Brief: Give back every record verbatim, but not the pictures.

Provided entries:
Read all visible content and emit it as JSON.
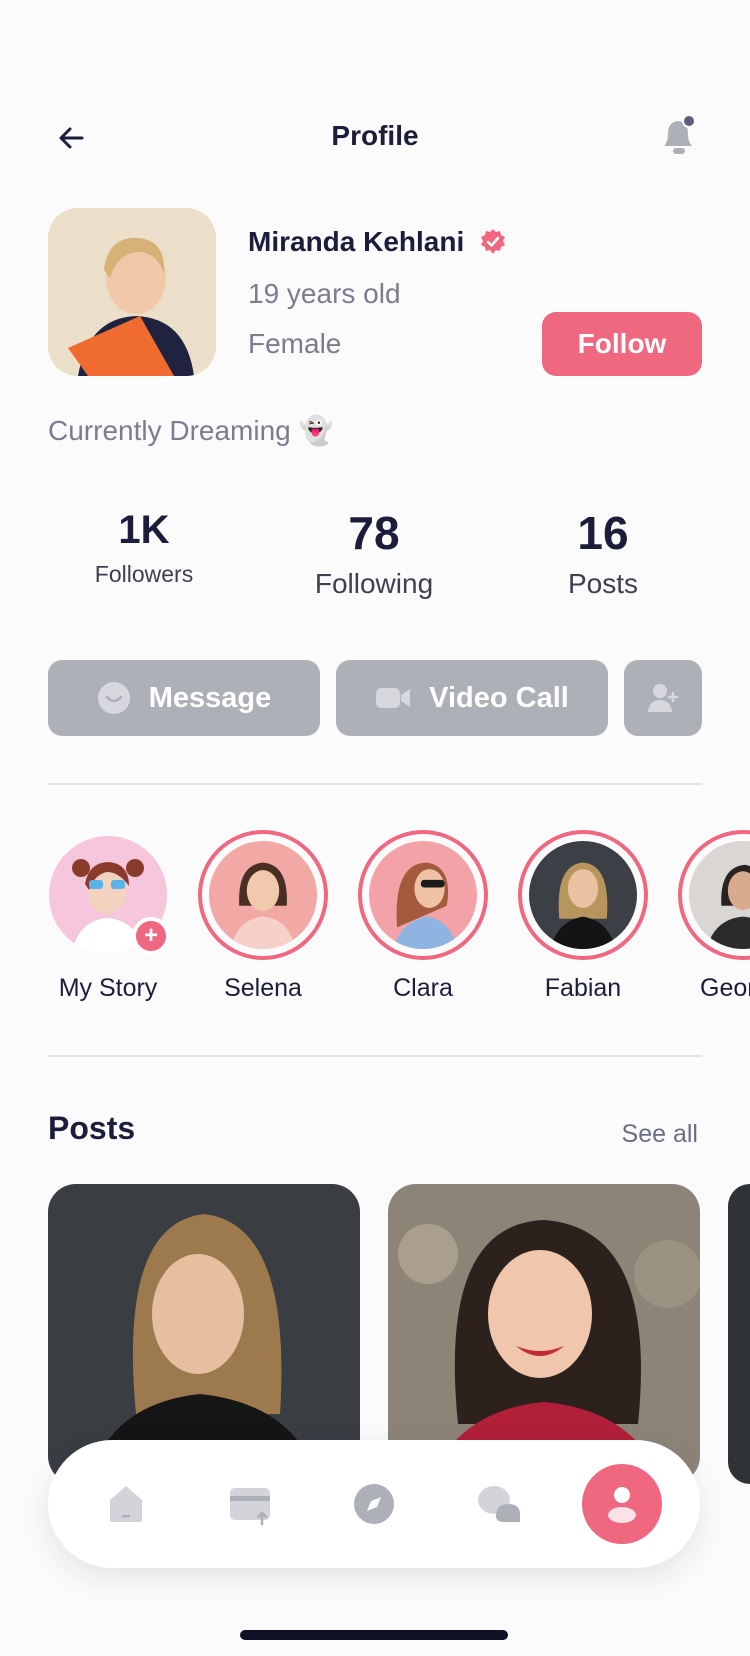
{
  "header": {
    "title": "Profile",
    "icons": [
      "back-arrow-icon",
      "bell-icon"
    ]
  },
  "profile": {
    "name": "Miranda Kehlani",
    "age": "19 years old",
    "gender": "Female",
    "follow_label": "Follow",
    "status": "Currently Dreaming 👻"
  },
  "stats": [
    {
      "value": "1K",
      "label": "Followers"
    },
    {
      "value": "78",
      "label": "Following"
    },
    {
      "value": "16",
      "label": "Posts"
    }
  ],
  "actions": {
    "message": "Message",
    "video_call": "Video Call"
  },
  "stories": [
    {
      "label": "My Story"
    },
    {
      "label": "Selena"
    },
    {
      "label": "Clara"
    },
    {
      "label": "Fabian"
    },
    {
      "label": "Geor"
    }
  ],
  "posts_section": {
    "title": "Posts",
    "see_all": "See all"
  },
  "colors": {
    "accent": "#ef6880",
    "muted_button": "#aeb0b8",
    "text": "#1c1d3a",
    "secondary_text": "#7b7d8f"
  }
}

The answer:
Read all visible content and emit it as JSON.
{
  "header": {
    "title": "Profile",
    "icons": [
      "back-arrow-icon",
      "bell-icon"
    ]
  },
  "profile": {
    "name": "Miranda Kehlani",
    "age": "19 years old",
    "gender": "Female",
    "follow_label": "Follow",
    "status": "Currently Dreaming 👻"
  },
  "stats": [
    {
      "value": "1K",
      "label": "Followers"
    },
    {
      "value": "78",
      "label": "Following"
    },
    {
      "value": "16",
      "label": "Posts"
    }
  ],
  "actions": {
    "message": "Message",
    "video_call": "Video Call"
  },
  "stories": [
    {
      "label": "My Story"
    },
    {
      "label": "Selena"
    },
    {
      "label": "Clara"
    },
    {
      "label": "Fabian"
    },
    {
      "label": "Geor"
    }
  ],
  "posts_section": {
    "title": "Posts",
    "see_all": "See all"
  },
  "colors": {
    "accent": "#ef6880",
    "muted_button": "#aeb0b8",
    "text": "#1c1d3a",
    "secondary_text": "#7b7d8f"
  }
}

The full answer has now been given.